• **Recorded data**:

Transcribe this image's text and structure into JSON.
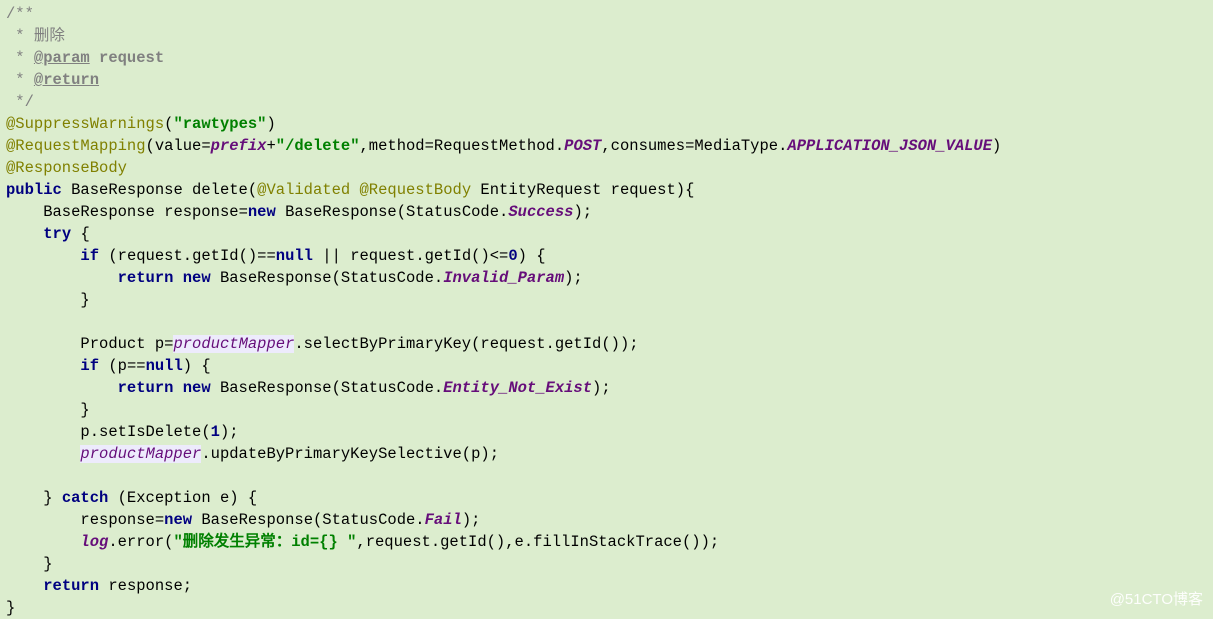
{
  "doc": {
    "c1": "/**",
    "c2": " * 删除",
    "c3_a": " * ",
    "c3_b": "@param",
    "c3_c": " request",
    "c4_a": " * ",
    "c4_b": "@return",
    "c5": " */"
  },
  "ann": {
    "sw1": "@SuppressWarnings",
    "sw2": "(",
    "sw3": "\"rawtypes\"",
    "sw4": ")",
    "rm1": "@RequestMapping",
    "rm2": "(value=",
    "rm3": "prefix",
    "rm4": "+",
    "rm5": "\"/delete\"",
    "rm6": ",method=RequestMethod.",
    "rm7": "POST",
    "rm8": ",consumes=MediaType.",
    "rm9": "APPLICATION_JSON_VALUE",
    "rm10": ")",
    "rb": "@ResponseBody",
    "val": "@Validated ",
    "reqb": "@RequestBody "
  },
  "sig": {
    "pub": "public ",
    "ret": "BaseResponse ",
    "name": "delete(",
    "ptype": "EntityRequest ",
    "pname": "request",
    "close": "){"
  },
  "l1": {
    "a": "    BaseResponse ",
    "b": "response",
    "c": "=",
    "d": "new ",
    "e": "BaseResponse(StatusCode.",
    "f": "Success",
    "g": ");"
  },
  "l2": {
    "a": "    ",
    "b": "try ",
    "c": "{"
  },
  "l3": {
    "a": "        ",
    "b": "if ",
    "c": "(",
    "d": "request",
    "e": ".getId()==",
    "f": "null ",
    "g": "|| ",
    "h": "request",
    "i": ".getId()<=",
    "j": "0",
    "k": ") {"
  },
  "l4": {
    "a": "            ",
    "b": "return new ",
    "c": "BaseResponse(StatusCode.",
    "d": "Invalid_Param",
    "e": ");"
  },
  "l5": "        }",
  "l6": "",
  "l7": {
    "a": "        Product ",
    "b": "p",
    "c": "=",
    "d": "productMapper",
    "e": ".selectByPrimaryKey(",
    "f": "request",
    "g": ".getId());"
  },
  "l8": {
    "a": "        ",
    "b": "if ",
    "c": "(",
    "d": "p",
    "e": "==",
    "f": "null",
    "g": ") {"
  },
  "l9": {
    "a": "            ",
    "b": "return new ",
    "c": "BaseResponse(StatusCode.",
    "d": "Entity_Not_Exist",
    "e": ");"
  },
  "l10": "        }",
  "l11": {
    "a": "        ",
    "b": "p",
    "c": ".setIsDelete(",
    "d": "1",
    "e": ");"
  },
  "l12": {
    "a": "        ",
    "b": "productMapper",
    "c": ".updateByPrimaryKeySelective(",
    "d": "p",
    "e": ");"
  },
  "l13": "",
  "l14": {
    "a": "    } ",
    "b": "catch ",
    "c": "(Exception ",
    "d": "e",
    "e": ") {"
  },
  "l15": {
    "a": "        ",
    "b": "response",
    "c": "=",
    "d": "new ",
    "e": "BaseResponse(StatusCode.",
    "f": "Fail",
    "g": ");"
  },
  "l16": {
    "a": "        ",
    "b": "log",
    "c": ".error(",
    "d": "\"删除发生异常：id={} \"",
    "e": ",",
    "f": "request",
    "g": ".getId(),",
    "h": "e",
    "i": ".fillInStackTrace());"
  },
  "l17": "    }",
  "l18": {
    "a": "    ",
    "b": "return ",
    "c": "response",
    "d": ";"
  },
  "l19": "}",
  "watermark": "@51CTO博客"
}
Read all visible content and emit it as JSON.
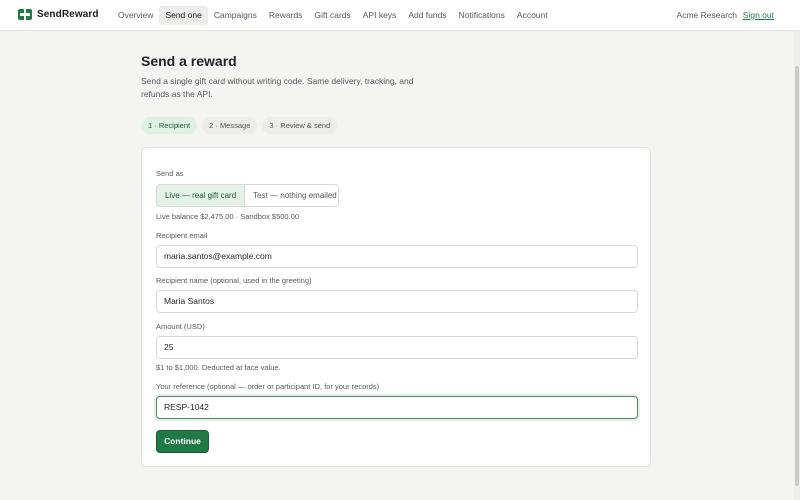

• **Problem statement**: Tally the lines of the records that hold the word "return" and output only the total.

• **Exercise answer**: 4